[App and web page records]
==*==

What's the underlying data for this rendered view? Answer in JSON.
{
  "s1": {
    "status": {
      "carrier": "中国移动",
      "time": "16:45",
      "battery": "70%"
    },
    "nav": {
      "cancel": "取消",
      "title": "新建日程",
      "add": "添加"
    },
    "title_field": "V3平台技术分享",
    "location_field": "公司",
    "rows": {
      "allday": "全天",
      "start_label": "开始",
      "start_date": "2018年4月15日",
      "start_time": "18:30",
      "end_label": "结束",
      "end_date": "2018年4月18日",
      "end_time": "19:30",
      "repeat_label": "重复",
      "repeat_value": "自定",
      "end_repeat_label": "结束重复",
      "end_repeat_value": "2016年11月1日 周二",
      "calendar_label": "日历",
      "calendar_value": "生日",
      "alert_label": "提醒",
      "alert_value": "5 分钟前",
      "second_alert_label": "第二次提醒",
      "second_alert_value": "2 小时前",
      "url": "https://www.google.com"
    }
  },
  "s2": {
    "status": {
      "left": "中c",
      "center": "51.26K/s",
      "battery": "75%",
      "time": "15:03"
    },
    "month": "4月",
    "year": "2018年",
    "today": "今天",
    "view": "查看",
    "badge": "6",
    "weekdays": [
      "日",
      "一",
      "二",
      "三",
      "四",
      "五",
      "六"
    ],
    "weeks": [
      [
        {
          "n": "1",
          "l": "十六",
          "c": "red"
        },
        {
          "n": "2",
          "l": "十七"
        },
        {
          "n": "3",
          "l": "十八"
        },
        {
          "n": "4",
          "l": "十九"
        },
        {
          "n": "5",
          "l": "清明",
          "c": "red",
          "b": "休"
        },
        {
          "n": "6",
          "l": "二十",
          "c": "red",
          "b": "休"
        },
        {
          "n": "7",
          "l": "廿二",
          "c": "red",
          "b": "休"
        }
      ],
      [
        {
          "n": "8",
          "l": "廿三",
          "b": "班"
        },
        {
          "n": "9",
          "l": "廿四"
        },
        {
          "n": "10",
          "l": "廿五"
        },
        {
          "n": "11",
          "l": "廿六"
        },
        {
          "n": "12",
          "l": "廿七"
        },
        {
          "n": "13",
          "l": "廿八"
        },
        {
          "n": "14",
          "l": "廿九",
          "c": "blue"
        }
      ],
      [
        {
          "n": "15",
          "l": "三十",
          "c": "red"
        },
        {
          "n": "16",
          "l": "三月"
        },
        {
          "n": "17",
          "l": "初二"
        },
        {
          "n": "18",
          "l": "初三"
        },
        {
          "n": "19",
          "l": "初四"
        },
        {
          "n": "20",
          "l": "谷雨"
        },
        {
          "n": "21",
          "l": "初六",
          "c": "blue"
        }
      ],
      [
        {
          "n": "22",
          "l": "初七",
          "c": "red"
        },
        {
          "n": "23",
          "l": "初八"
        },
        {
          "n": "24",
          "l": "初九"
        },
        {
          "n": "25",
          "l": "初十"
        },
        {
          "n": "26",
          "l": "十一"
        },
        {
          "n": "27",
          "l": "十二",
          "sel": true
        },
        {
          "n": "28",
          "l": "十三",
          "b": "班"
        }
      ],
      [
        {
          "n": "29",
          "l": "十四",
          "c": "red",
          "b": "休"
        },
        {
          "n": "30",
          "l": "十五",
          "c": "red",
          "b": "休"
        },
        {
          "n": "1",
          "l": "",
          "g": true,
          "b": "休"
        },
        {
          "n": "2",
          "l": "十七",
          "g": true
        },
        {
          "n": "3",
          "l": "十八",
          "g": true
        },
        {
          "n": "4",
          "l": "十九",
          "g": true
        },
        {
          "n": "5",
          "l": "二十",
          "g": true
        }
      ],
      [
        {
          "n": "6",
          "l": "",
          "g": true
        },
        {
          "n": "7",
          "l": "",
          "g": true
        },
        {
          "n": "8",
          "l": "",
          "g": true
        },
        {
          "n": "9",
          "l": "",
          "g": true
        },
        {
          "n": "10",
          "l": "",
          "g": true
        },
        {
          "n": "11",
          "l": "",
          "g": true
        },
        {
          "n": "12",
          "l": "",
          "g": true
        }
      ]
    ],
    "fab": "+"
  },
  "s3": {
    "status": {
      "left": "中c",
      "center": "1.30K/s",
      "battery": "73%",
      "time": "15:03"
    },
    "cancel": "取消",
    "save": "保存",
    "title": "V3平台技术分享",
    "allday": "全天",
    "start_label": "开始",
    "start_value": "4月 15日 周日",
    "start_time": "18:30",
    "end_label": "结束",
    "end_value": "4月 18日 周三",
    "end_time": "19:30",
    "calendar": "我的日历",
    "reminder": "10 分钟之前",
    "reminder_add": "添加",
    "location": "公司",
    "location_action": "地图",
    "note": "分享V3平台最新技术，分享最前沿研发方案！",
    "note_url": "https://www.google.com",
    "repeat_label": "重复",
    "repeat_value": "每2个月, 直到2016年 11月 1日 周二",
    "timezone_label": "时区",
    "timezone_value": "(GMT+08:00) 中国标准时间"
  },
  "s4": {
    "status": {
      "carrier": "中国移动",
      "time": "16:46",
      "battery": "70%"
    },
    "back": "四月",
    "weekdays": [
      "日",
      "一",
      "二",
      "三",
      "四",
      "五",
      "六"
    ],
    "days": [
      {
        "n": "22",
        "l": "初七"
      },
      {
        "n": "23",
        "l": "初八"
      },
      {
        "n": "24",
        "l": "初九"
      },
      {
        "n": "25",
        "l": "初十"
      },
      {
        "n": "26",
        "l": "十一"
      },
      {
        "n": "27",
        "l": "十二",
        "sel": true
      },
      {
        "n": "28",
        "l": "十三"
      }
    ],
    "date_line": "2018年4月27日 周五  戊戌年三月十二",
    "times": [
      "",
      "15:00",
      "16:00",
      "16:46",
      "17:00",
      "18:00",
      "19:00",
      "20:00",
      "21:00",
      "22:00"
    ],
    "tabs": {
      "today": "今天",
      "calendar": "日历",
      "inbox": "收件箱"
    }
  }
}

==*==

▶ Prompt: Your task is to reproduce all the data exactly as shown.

▶ Output of the exercise:
What's the underlying data for this rendered view? Answer in JSON.
{
  "s1": {
    "status": {
      "carrier": "中国移动",
      "time": "16:45",
      "battery": "70%"
    },
    "nav": {
      "cancel": "取消",
      "title": "新建日程",
      "add": "添加"
    },
    "title_field": "V3平台技术分享",
    "location_field": "公司",
    "rows": {
      "allday": "全天",
      "start_label": "开始",
      "start_date": "2018年4月15日",
      "start_time": "18:30",
      "end_label": "结束",
      "end_date": "2018年4月18日",
      "end_time": "19:30",
      "repeat_label": "重复",
      "repeat_value": "自定",
      "end_repeat_label": "结束重复",
      "end_repeat_value": "2016年11月1日 周二",
      "calendar_label": "日历",
      "calendar_value": "生日",
      "alert_label": "提醒",
      "alert_value": "5 分钟前",
      "second_alert_label": "第二次提醒",
      "second_alert_value": "2 小时前",
      "url": "https://www.google.com"
    }
  },
  "s2": {
    "status": {
      "left": "中c",
      "center": "51.26K/s",
      "battery": "75%",
      "time": "15:03"
    },
    "month": "4月",
    "year": "2018年",
    "today": "今天",
    "view": "查看",
    "badge": "6",
    "weekdays": [
      "日",
      "一",
      "二",
      "三",
      "四",
      "五",
      "六"
    ],
    "weeks": [
      [
        {
          "n": "1",
          "l": "十六",
          "c": "red"
        },
        {
          "n": "2",
          "l": "十七"
        },
        {
          "n": "3",
          "l": "十八"
        },
        {
          "n": "4",
          "l": "十九"
        },
        {
          "n": "5",
          "l": "清明",
          "c": "red",
          "b": "休"
        },
        {
          "n": "6",
          "l": "二十",
          "c": "red",
          "b": "休"
        },
        {
          "n": "7",
          "l": "廿二",
          "c": "red",
          "b": "休"
        }
      ],
      [
        {
          "n": "8",
          "l": "廿三",
          "b": "班"
        },
        {
          "n": "9",
          "l": "廿四"
        },
        {
          "n": "10",
          "l": "廿五"
        },
        {
          "n": "11",
          "l": "廿六"
        },
        {
          "n": "12",
          "l": "廿七"
        },
        {
          "n": "13",
          "l": "廿八"
        },
        {
          "n": "14",
          "l": "廿九",
          "c": "blue"
        }
      ],
      [
        {
          "n": "15",
          "l": "三十",
          "c": "red"
        },
        {
          "n": "16",
          "l": "三月"
        },
        {
          "n": "17",
          "l": "初二"
        },
        {
          "n": "18",
          "l": "初三"
        },
        {
          "n": "19",
          "l": "初四"
        },
        {
          "n": "20",
          "l": "谷雨"
        },
        {
          "n": "21",
          "l": "初六",
          "c": "blue"
        }
      ],
      [
        {
          "n": "22",
          "l": "初七",
          "c": "red"
        },
        {
          "n": "23",
          "l": "初八"
        },
        {
          "n": "24",
          "l": "初九"
        },
        {
          "n": "25",
          "l": "初十"
        },
        {
          "n": "26",
          "l": "十一"
        },
        {
          "n": "27",
          "l": "十二",
          "sel": true
        },
        {
          "n": "28",
          "l": "十三",
          "b": "班"
        }
      ],
      [
        {
          "n": "29",
          "l": "十四",
          "c": "red",
          "b": "休"
        },
        {
          "n": "30",
          "l": "十五",
          "c": "red",
          "b": "休"
        },
        {
          "n": "1",
          "l": "",
          "g": true,
          "b": "休"
        },
        {
          "n": "2",
          "l": "十七",
          "g": true
        },
        {
          "n": "3",
          "l": "十八",
          "g": true
        },
        {
          "n": "4",
          "l": "十九",
          "g": true
        },
        {
          "n": "5",
          "l": "二十",
          "g": true
        }
      ],
      [
        {
          "n": "6",
          "l": "",
          "g": true
        },
        {
          "n": "7",
          "l": "",
          "g": true
        },
        {
          "n": "8",
          "l": "",
          "g": true
        },
        {
          "n": "9",
          "l": "",
          "g": true
        },
        {
          "n": "10",
          "l": "",
          "g": true
        },
        {
          "n": "11",
          "l": "",
          "g": true
        },
        {
          "n": "12",
          "l": "",
          "g": true
        }
      ]
    ],
    "fab": "+"
  },
  "s3": {
    "status": {
      "left": "中c",
      "center": "1.30K/s",
      "battery": "73%",
      "time": "15:03"
    },
    "cancel": "取消",
    "save": "保存",
    "title": "V3平台技术分享",
    "allday": "全天",
    "start_label": "开始",
    "start_value": "4月 15日 周日",
    "start_time": "18:30",
    "end_label": "结束",
    "end_value": "4月 18日 周三",
    "end_time": "19:30",
    "calendar": "我的日历",
    "reminder": "10 分钟之前",
    "reminder_add": "添加",
    "location": "公司",
    "location_action": "地图",
    "note": "分享V3平台最新技术，分享最前沿研发方案！",
    "note_url": "https://www.google.com",
    "repeat_label": "重复",
    "repeat_value": "每2个月, 直到2016年 11月 1日 周二",
    "timezone_label": "时区",
    "timezone_value": "(GMT+08:00) 中国标准时间"
  },
  "s4": {
    "status": {
      "carrier": "中国移动",
      "time": "16:46",
      "battery": "70%"
    },
    "back": "四月",
    "weekdays": [
      "日",
      "一",
      "二",
      "三",
      "四",
      "五",
      "六"
    ],
    "days": [
      {
        "n": "22",
        "l": "初七"
      },
      {
        "n": "23",
        "l": "初八"
      },
      {
        "n": "24",
        "l": "初九"
      },
      {
        "n": "25",
        "l": "初十"
      },
      {
        "n": "26",
        "l": "十一"
      },
      {
        "n": "27",
        "l": "十二",
        "sel": true
      },
      {
        "n": "28",
        "l": "十三"
      }
    ],
    "date_line": "2018年4月27日 周五  戊戌年三月十二",
    "times": [
      "",
      "15:00",
      "16:00",
      "16:46",
      "17:00",
      "18:00",
      "19:00",
      "20:00",
      "21:00",
      "22:00"
    ],
    "tabs": {
      "today": "今天",
      "calendar": "日历",
      "inbox": "收件箱"
    }
  }
}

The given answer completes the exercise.